A New York Times Book Review Editors' Choice
Rory Hendrix, the least likely of Girl Scouts, hasn't got a troop or a badge to call her own. But she still borrows the Handbook from the elementary school library to pore over its advice, looking for tips to get off the Callethe Reno trailer park where she lives with her mother, Jo, the sweet-faced, hard-luck bartender at the Truck Stop.
Rory's been told she is one of the "third-generation bastards surely on the road to whoredom," and she's determined to break the cycle. As Rory struggles with her mother's habit of trusting the wrong men, and the mixed blessing of being too smart for her own good, she finds refuge in books and language. From diary entries, social workers' reports, story problems, arrest records, family lore, and her grandmother's letters, Tupelo Hassman's Girlchild crafts a devastating collage that shows us Rory's world while she searches for the way out of it.
|Edition description:||First Edition|
|Product dimensions:||5.40(w) x 8.20(h) x 1.00(d)|
About the Author
Tupelo Hassman graduated from Columbia's MFA program. Her writing has been published in the Portland Review Literary Journal, Paper Street Press, Tantalum, We Still Like, and Zyzzyva, and by 100 Word Story, Five Chapters.com, and Invisible City Audio Tours.
Read an Excerpt
Mama always hid her mouth when she laughed. Even when she spoke too gleefully, mouth stretched too wide by those happy muscles, teeth too visible. I can still recognize someone from my neighborhood by their teeth. Or lack of them. And whenever I do, I call these people family. I know immediately that I can trust them with my dog but not with the car keys and not to remember what time, exactly, they're coming back for their kids. I know if we get into a fight and Johnny shows up we'll agree that there has been "No problem, Officer, we'll keep it down."

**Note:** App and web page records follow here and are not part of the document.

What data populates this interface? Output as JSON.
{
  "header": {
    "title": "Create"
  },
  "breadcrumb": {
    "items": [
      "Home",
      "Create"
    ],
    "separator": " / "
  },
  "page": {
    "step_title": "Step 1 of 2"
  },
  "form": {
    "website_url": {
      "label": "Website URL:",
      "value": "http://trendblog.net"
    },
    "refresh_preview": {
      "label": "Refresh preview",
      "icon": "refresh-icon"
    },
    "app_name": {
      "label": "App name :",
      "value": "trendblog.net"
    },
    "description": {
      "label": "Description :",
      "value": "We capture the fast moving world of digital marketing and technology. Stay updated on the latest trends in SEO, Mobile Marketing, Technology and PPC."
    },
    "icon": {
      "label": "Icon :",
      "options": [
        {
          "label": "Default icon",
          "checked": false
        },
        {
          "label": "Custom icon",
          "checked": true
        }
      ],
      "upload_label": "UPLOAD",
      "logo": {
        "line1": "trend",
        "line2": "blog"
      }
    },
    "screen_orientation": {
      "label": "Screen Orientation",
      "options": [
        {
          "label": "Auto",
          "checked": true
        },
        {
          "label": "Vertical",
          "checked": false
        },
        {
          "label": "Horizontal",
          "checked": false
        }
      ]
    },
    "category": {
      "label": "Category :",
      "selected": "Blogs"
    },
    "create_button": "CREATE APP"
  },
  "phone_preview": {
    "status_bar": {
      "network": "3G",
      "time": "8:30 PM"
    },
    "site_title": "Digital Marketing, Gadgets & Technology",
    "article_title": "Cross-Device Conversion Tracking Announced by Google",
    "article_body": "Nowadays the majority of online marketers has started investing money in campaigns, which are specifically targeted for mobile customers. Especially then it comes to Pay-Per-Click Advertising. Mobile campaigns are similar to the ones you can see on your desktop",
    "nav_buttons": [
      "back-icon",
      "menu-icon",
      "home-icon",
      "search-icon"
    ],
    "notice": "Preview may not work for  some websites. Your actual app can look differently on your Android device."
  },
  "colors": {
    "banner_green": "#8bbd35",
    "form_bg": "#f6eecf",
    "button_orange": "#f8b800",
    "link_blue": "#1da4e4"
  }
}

I know what they hide when they hide those teeth. By the time Mama was fifteen she had three left that weren't already black or getting there, and jagged. She had a long time to learn how to cover that smile. No matter how she looked otherwise, tall and long-legged, long brown hair, pale skin that held its flush, it was this something vulnerable about the mouth and eyes too that kept men coming back to her. The men would likely say this was due to her willingness to welcome them back, and Mama may have been an easy lay, but I'm cool with that because any easy lay will tell you, making it look easy is a lot of work. Still, no matter how fine she looked, especially after she got herself a set of fine white dentures for her twenty-fifth birthday, Mama never forgot how ugly she felt with those snaggly teeth. In her head, she never stopped being a rotten-mouthed girl.
It's the same with being feebleminded. No matter how smart you might appear to be later with your set of diplomas on their fine white parchment, the mistakes you made before the real lessons sunk in never fade. No matter how high you hang those documents with their official seals and signatures, how shining and polished the frame, your reflection in the glass will never let you forget how stupid you felt when you didn't know any better. You never stop seeing those gaps in your smile.
Copyright © 2012 by Tupelo Hassman
All rights reserved